Tales from the Wild | Pacific Rim Wildlife Art Show

Maya Mist Keel Billed Toucan by Terry Isaac, paintings, southwest art.
Maya Mist Keel Billed Toucan by Terry Isaac

By Dawn Dorsey

If you’re looking for a wildlife art adventure, consider a safari to the Pacific Rim Wildlife Art Show, September 26-28. Track paintings, sculpture, woodcarvings, and graphics by more than 100 wildlife artists at the Seattle Center Exhibition Hall, WA. Special activities include two Quick Draws and two main auctions, seminars by wildlife artists and experts, and live animal exhibits. Celebrity artists Gary Burghoff and Al Feldstein are also present to show their work. For more information, call 206.596.6728, or visit the event’s website at http://www.wespro.com.

Elephant s Child by Dennis Curry painting, southwest art.
Elephant’s Child by Dennis Curry

In celebration of the show’s 10th anniversary, 20 past Artists of the Year and Featured Artists will attend. As you can imagine, this group of artists has had their share of adventures on the wild side. We asked several of them about their most exciting escapades.

Terry Isaac

“About five years ago, my wife who was seven months pregnant and I were in Baja California, on an inflatable boat hoping to see a whale. Suddenly we spotted one. At first he didn’t see us, but when he finally did he dove back under water with a tremendous splash, his tail fin overturning our boat and throwing us into the water.”

John Banovich (see page 8)

“Last year, while leading a group of artists through Africa’s Krueger National Park, I saw two unbelievably huge bull elephants calmly eating leaves. Even though I wasn’t supposed to, I got out of the van and approached them. One saw me, stretched his body and put his trunk up, flipping his head from side to side. I wanted to get closer, so I kept going, but suddenly the elephant charged. I ran back to the van and managed to drive away just before he crushed us!”
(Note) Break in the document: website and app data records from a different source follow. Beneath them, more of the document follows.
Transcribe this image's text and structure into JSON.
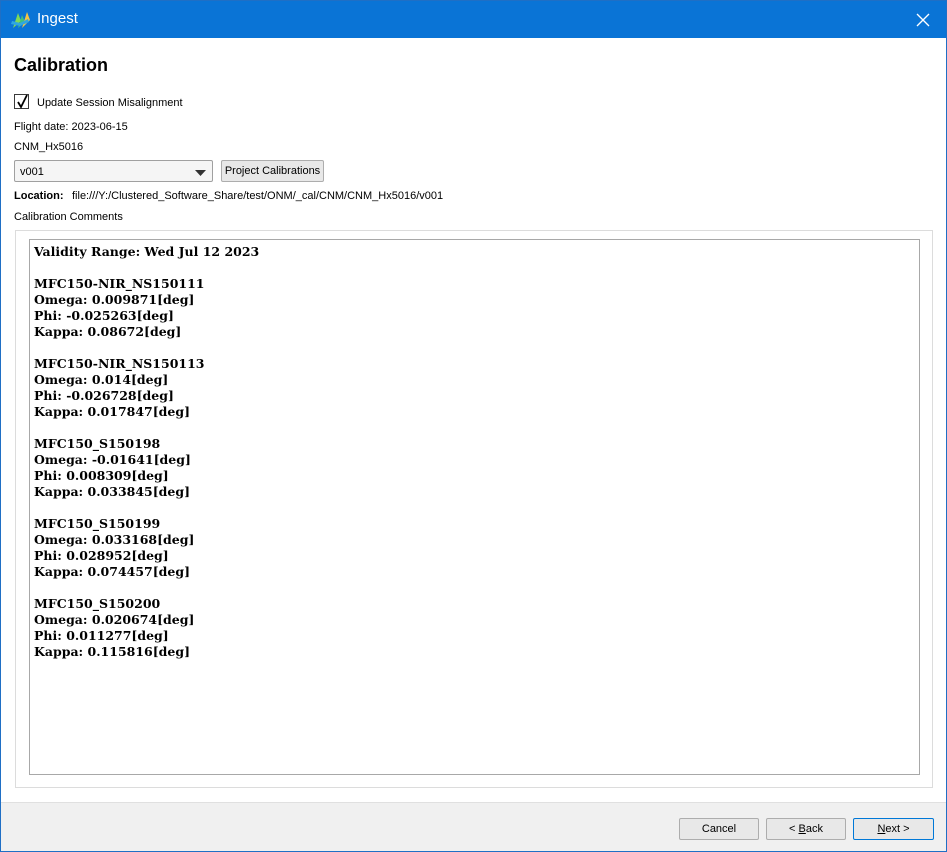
{
  "window": {
    "title": "Ingest",
    "close_icon": "close-icon",
    "app_icon": "ingest-logo-icon"
  },
  "page": {
    "heading": "Calibration",
    "update_misalignment": {
      "label": "Update Session Misalignment",
      "checked": true
    },
    "flight_date": "Flight date: 2023-06-15",
    "sensor_name": "CNM_Hx5016",
    "version_select": {
      "value": "v001"
    },
    "project_calibrations_button": "Project Calibrations",
    "location": {
      "label": "Location:",
      "value": "file:///Y:/Clustered_Software_Share/test/ONM/_cal/CNM/CNM_Hx5016/v001"
    },
    "comments_label": "Calibration Comments",
    "comments_lines": [
      "Validity Range: Wed Jul 12 2023",
      "",
      "MFC150-NIR_NS150111",
      "Omega: 0.009871[deg]",
      "Phi: -0.025263[deg]",
      "Kappa: 0.08672[deg]",
      "",
      "MFC150-NIR_NS150113",
      "Omega: 0.014[deg]",
      "Phi: -0.026728[deg]",
      "Kappa: 0.017847[deg]",
      "",
      "MFC150_S150198",
      "Omega: -0.01641[deg]",
      "Phi: 0.008309[deg]",
      "Kappa: 0.033845[deg]",
      "",
      "MFC150_S150199",
      "Omega: 0.033168[deg]",
      "Phi: 0.028952[deg]",
      "Kappa: 0.074457[deg]",
      "",
      "MFC150_S150200",
      "Omega: 0.020674[deg]",
      "Phi: 0.011277[deg]",
      "Kappa: 0.115816[deg]"
    ]
  },
  "footer": {
    "cancel": "Cancel",
    "back_prefix": "< ",
    "back_mnemonic": "B",
    "back_rest": "ack",
    "next_mnemonic": "N",
    "next_rest": "ext >"
  },
  "colors": {
    "titlebar": "#0a74d6",
    "accent": "#0078d7"
  }
}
Ngorongoro Morning by Lee Kromschroeder painting southwest art.
Ngorongoro Morning by Lee Kromschroeder

Dennis Curry

“I like to capture the beauty of animals going about their everyday business, especially in Africa. Sometimes, however, things get dangerous. Once I left an area where I had been sketching, came back, and found several cape buffaloes some of the meanest animals around right where I had been sitting. I got out of there fast.”

Lee Kromschroeder

“On safari in Kenya, we found our van in a herd of 150 elephants. Though they may seem docile in zoos, elephants are actually huge, strong, and not-so-friendly animals. Suddenly the bull elephant charged and unbelievably, our driver started laughing hysterically. Everyone ducked, he hit the gas, and we blasted through.”

Tag Team by Greg Beecham
Tag Team by Greg Beecham

Greg Beecham

“One of my best trips was a journey along Alaska’s inland passage on a boat with several other artists. The variety of wildlife we saw was phenomenal, but what I remember most vividly is the black bear that materialized in front of me in a mountain stream, grabbed a salmon from the water with his huge claw, and started eating it as if I weren’t there.”

Lindsay Scott

“In Botswana, my group saw three cape buffaloes—the most dangerous animals in Africa in the bush. Quickly, we considered what to do and managed to shimmy up some nearby trees. After what seemed like hours, they finally retreated. We waited a long time before we left and then very cautiously.”

Jewel of the Valley by Lindsay Scott
Jewel of the Valley by Lindsay Scott

Leo E. Osborne

“My adventures are often spiritual as I embark on the Zen-like process of woodcarving. I meditate on each piece of burlwood and try to capture the spirit and essence of animals. This creates a vibrating energy that makes people want to touch a piece as soon as they see it. That’s what sculpture is all about.”

Mike Capser

“Hiking the Montana mountains, I came across some grizzly cubs, but their mother was nowhere in sight. Now the grizzly bear mother is the most dangerous animal in North America and will protect her offspring to the death. I didn’t know which direction to turn I certainly didn’t want to back into her and if the cubs sounded an alarm I was in big

Toucan Sunrise by Leo E. Osborne sculpture southwest art.
Toucan Sunrise by Leo E. Osborne

trouble. I backed off and finally the cubs slipped by. I never did see the mother.”

Featured in September 1997

Wind Spirit by Mike Capser
Wind Spirit by Mike Capser